Metro's next-generation rail cars won't be the dramatic overhaul riders experienced when they first boarded the stainless steel 7000-series in 2015.

Instead, the agency is indicating it wants to improve on the design of the 7000-series cars when it ushers in the 8000-series beginning in 2024. There would be more handles for riders to hold on to, more screens to support digital advertising and charging ports for electronics. Notably absent, however, are the radical ideas Metro envisioned when it began dreaming up the 8000-series: open gangways to reduce crowding and allow free passage through rail cars, almost like an articulated bus; heated floors to make for a more comfortable ride and onboard WiFi to ensure passengers are always connected.

Compare the exterior concept released in February 2017 to the one Metro issued Tuesday, which looks similar, but bears a much closer resemblance to the 7000-series trains now in operation.

Metro announced Tuesday that is has officially begun the procurement process for the 8000-series, issuing a request for proposals for the design and build of its next-generation rail car. The 8000s would replace the aging 2000- and 3000-series cars, with an option to also scrap the agency's second-most reliable fleet, the 6000-series, which came into service in 2006. Metro could purchase between 256 and 800 of the new cars, depending on whether it decides to retire the 6000s as they reach the midpoint of their 40-year anticipated lifespan.

"Options in the contract would allow Metro to purchase 'up to' 800 cars in all, giving the transit agency the flexibility to support a range of initiatives and scenarios, including expanding all trains to the maximum 8-car length, running trains more frequently during rush hours, and retiring the 6000-series fleet in lieu of a midlife overhaul program," the agency said in a news release.

Metro officials said last spring that the agency would need about 1,200 rail cars to meet future service needs, including the expansion of the Silver Line to Dulles International Airport and into Loudoun County. The agency's current fleet meets that threshold, and Metro has supported six-minute headways on five of six lines with the same number of cars (compared to the current eight minutes across six lines).

The agency has scrapped more than half of its 5000-series cars, it says, and the final of 748 7000-series cars are expected to arrive next year, Metro said.

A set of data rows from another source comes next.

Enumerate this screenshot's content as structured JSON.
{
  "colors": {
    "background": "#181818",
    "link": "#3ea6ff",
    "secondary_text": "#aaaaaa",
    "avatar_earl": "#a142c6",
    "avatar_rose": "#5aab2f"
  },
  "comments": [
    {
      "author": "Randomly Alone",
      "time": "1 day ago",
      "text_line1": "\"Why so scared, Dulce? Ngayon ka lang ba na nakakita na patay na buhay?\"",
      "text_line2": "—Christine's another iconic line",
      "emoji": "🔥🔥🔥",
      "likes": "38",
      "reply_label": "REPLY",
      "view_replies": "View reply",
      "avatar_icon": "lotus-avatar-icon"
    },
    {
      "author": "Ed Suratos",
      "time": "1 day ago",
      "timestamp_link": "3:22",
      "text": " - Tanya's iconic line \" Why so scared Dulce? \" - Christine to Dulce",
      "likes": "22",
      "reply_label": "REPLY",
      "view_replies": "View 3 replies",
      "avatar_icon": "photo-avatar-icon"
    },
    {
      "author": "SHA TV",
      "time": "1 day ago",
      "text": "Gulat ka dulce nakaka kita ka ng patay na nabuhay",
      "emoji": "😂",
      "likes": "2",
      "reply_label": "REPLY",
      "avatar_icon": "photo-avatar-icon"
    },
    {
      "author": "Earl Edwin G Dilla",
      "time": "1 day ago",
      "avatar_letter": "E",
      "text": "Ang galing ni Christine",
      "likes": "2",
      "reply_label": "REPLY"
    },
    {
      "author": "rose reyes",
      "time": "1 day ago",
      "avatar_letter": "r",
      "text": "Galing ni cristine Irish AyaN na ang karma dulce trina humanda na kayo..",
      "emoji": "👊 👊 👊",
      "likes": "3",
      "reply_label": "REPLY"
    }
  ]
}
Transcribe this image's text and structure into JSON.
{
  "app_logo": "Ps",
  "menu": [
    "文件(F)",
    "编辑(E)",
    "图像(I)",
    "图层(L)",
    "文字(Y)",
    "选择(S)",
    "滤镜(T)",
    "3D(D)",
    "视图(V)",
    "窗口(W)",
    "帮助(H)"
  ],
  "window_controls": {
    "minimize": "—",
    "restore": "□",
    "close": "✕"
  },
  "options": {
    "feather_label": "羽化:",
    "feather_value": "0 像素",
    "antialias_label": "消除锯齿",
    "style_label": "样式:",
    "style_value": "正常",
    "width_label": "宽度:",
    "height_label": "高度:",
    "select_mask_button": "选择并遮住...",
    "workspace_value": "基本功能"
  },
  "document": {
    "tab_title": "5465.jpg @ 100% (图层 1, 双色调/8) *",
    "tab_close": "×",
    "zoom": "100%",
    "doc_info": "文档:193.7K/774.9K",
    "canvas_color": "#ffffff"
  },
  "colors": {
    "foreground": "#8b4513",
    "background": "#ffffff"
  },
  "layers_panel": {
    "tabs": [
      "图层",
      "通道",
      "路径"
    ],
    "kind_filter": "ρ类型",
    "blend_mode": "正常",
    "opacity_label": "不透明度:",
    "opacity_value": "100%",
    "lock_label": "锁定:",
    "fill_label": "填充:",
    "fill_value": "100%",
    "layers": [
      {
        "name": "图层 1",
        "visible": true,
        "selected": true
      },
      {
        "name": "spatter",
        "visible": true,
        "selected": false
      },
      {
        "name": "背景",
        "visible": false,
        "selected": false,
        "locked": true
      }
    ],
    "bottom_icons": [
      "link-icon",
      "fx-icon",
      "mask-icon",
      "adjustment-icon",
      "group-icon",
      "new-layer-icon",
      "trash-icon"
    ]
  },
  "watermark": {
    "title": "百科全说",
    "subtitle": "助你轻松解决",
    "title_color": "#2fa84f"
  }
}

Echoing comments he made in April, Metro General Manager Paul J. Wiedefeld credited the region's dedicated funding agreements for allowing the agency to plan for its future rail car upgrades.

"Today Metro is beginning the multi-year process of acquiring our next railcar fleet, which will take everything our customers love about 7000-series trains and build upon that success," Wiedefeld said in a statement. "I would take this opportunity to again thank our local jurisdictions -- Maryland, Virginia, and the District of Columbia -- for creating a dedicated capital funding source for Metro that has made this possible."

Though the upgrades represent an incremental change from the 7000-series, Metro says the new cars will be fitted with "the most advanced safety technology available." The agency has also indicated they will be more energy efficient.

Metro says it expects to award the contract in late 2019. The 7000-series rail cars are manufactured by Kawasaki at the company's rail car plant in Lincoln, Neb.